-- RECORDS PROVIDED follows --
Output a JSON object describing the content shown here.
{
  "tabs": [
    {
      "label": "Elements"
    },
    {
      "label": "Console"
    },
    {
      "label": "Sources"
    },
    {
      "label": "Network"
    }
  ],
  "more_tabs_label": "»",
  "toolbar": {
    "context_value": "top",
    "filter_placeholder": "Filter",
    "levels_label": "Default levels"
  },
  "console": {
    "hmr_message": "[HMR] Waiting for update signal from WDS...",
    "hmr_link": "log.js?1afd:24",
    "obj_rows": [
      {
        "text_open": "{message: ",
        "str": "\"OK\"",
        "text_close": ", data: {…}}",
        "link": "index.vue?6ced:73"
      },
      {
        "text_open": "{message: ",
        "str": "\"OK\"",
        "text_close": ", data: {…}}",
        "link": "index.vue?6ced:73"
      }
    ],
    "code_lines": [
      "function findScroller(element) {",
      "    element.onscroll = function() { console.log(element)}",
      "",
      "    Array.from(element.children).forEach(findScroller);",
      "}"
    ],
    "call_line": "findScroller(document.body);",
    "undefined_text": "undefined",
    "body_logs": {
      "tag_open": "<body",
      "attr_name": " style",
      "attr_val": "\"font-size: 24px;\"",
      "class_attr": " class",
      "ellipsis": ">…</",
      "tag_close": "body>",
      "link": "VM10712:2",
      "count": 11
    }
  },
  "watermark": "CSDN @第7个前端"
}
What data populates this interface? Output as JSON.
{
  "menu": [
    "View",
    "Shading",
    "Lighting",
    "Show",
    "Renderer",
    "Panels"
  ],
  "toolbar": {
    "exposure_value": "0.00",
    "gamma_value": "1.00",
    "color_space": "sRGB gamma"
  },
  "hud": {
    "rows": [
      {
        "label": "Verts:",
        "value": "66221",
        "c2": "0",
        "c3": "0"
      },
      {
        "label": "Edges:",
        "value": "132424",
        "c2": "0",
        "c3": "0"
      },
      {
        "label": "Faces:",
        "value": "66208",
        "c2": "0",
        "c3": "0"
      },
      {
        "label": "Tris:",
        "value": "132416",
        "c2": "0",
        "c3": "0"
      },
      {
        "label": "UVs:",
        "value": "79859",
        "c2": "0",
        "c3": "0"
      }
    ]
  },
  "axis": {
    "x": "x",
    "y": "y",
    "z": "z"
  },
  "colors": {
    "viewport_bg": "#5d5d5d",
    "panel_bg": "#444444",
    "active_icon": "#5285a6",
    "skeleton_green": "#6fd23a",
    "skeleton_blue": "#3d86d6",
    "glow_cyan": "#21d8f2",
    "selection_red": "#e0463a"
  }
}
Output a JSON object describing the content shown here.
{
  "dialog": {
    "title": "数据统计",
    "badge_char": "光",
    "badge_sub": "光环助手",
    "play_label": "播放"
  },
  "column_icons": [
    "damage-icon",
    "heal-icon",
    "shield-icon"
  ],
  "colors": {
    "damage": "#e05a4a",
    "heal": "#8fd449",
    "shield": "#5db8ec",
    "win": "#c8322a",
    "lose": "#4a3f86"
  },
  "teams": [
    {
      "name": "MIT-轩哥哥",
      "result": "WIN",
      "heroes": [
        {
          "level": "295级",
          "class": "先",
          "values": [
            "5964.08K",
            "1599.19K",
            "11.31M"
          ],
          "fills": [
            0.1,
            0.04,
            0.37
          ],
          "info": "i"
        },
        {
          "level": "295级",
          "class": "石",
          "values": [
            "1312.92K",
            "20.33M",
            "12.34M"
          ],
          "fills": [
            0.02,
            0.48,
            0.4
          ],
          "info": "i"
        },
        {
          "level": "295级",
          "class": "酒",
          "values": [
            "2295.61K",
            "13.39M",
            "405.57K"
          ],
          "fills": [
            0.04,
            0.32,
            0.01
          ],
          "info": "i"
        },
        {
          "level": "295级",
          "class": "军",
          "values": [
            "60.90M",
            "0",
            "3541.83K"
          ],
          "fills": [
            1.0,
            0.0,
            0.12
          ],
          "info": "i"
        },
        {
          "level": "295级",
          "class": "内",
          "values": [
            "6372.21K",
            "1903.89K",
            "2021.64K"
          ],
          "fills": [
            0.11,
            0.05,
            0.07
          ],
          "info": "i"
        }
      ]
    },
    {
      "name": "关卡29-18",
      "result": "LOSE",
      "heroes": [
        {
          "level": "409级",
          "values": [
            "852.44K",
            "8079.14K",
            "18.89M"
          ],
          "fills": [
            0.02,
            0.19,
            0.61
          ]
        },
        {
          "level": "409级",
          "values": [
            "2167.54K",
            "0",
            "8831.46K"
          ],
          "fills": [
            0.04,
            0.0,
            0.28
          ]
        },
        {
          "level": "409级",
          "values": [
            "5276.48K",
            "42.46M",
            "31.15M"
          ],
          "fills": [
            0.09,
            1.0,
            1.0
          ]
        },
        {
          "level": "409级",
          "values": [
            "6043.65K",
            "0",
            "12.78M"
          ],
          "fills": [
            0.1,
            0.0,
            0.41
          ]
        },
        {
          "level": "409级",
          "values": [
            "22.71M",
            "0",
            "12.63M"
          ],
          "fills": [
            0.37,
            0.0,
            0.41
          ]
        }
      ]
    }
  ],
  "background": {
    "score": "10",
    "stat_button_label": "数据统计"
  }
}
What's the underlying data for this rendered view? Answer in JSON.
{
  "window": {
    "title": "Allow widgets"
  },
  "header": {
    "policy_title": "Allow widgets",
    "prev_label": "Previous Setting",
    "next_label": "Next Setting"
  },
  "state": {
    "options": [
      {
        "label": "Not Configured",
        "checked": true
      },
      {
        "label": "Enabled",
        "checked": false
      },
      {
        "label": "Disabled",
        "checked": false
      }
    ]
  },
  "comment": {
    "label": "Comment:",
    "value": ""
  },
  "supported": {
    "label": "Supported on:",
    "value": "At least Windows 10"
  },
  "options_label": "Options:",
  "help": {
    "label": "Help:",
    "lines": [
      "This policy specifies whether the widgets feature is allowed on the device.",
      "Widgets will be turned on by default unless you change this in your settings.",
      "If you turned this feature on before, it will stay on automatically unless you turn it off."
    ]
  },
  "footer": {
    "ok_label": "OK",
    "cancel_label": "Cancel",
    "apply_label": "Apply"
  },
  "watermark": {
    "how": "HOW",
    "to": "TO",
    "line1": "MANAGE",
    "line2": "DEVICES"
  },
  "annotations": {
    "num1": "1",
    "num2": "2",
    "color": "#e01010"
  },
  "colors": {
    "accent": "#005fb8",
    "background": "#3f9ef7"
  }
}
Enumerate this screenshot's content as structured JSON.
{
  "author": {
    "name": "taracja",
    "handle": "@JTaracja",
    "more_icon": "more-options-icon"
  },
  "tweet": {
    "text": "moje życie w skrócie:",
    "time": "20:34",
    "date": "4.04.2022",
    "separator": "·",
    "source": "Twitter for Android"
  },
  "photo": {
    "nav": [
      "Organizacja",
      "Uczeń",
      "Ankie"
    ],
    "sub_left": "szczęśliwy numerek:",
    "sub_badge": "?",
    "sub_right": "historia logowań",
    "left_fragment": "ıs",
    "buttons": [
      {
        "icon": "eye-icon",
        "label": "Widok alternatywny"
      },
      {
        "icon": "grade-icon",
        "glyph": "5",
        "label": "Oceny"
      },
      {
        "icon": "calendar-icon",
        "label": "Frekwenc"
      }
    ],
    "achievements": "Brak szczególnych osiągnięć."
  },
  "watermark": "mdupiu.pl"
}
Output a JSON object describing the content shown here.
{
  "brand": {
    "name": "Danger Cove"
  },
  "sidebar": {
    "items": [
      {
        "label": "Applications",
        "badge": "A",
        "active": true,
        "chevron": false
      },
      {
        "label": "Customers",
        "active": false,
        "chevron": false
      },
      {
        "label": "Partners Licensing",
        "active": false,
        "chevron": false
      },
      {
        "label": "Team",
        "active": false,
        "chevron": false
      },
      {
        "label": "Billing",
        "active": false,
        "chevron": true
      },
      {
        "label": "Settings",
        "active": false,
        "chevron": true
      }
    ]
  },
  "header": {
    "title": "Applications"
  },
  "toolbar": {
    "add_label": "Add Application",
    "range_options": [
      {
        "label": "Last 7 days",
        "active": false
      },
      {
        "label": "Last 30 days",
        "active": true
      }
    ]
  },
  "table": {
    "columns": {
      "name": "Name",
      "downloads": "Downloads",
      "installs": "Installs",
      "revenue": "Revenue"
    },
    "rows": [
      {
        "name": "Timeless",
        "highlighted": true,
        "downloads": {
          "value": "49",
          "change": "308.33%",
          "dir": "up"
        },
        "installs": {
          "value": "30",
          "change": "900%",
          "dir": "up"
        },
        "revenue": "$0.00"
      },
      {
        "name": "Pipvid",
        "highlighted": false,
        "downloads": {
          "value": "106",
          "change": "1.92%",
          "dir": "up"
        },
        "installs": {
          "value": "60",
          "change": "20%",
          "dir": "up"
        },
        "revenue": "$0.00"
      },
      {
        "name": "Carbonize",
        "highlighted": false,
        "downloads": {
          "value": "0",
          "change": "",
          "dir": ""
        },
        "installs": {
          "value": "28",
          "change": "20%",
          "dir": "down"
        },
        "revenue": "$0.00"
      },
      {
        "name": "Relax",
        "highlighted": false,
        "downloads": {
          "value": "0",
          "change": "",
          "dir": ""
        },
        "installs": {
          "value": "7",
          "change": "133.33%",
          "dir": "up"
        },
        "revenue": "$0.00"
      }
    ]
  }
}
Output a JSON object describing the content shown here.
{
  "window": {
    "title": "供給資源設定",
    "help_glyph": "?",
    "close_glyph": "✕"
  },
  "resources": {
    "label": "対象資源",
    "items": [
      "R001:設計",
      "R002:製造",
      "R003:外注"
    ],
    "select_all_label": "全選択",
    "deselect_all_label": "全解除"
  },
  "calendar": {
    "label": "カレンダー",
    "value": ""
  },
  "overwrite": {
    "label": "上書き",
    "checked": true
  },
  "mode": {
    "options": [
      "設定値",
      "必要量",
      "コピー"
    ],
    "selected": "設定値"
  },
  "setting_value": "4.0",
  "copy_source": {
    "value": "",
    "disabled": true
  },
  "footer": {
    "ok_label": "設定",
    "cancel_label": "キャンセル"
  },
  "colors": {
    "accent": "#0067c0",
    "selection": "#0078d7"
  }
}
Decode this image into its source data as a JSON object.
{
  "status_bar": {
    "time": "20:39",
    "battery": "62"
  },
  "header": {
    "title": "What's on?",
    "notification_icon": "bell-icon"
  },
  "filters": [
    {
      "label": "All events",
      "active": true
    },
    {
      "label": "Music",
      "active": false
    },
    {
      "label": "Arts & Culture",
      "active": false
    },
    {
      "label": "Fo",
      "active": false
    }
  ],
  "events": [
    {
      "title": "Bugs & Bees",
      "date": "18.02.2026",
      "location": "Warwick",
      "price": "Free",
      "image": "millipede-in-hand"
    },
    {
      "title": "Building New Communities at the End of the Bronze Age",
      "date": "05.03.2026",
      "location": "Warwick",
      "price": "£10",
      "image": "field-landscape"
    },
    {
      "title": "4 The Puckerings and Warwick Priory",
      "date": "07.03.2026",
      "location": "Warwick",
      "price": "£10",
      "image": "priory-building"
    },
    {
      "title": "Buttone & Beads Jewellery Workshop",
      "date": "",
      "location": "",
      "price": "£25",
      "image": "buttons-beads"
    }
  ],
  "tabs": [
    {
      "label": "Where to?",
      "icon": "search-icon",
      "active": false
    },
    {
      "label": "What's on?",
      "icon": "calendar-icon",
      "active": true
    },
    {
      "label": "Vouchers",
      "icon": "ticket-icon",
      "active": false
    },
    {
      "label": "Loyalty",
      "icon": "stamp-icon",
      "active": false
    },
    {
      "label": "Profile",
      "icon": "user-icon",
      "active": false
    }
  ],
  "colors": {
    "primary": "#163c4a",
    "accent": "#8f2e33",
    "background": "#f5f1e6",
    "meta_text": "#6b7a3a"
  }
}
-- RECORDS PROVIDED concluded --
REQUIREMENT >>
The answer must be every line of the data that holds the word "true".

TASK RESULT >>
        "checked": true
        "active": true,
        "chevron": true
        "chevron": true
        "active": true
        "highlighted": true,
    "checked": true
    "disabled": true
      "active": true
      "active": true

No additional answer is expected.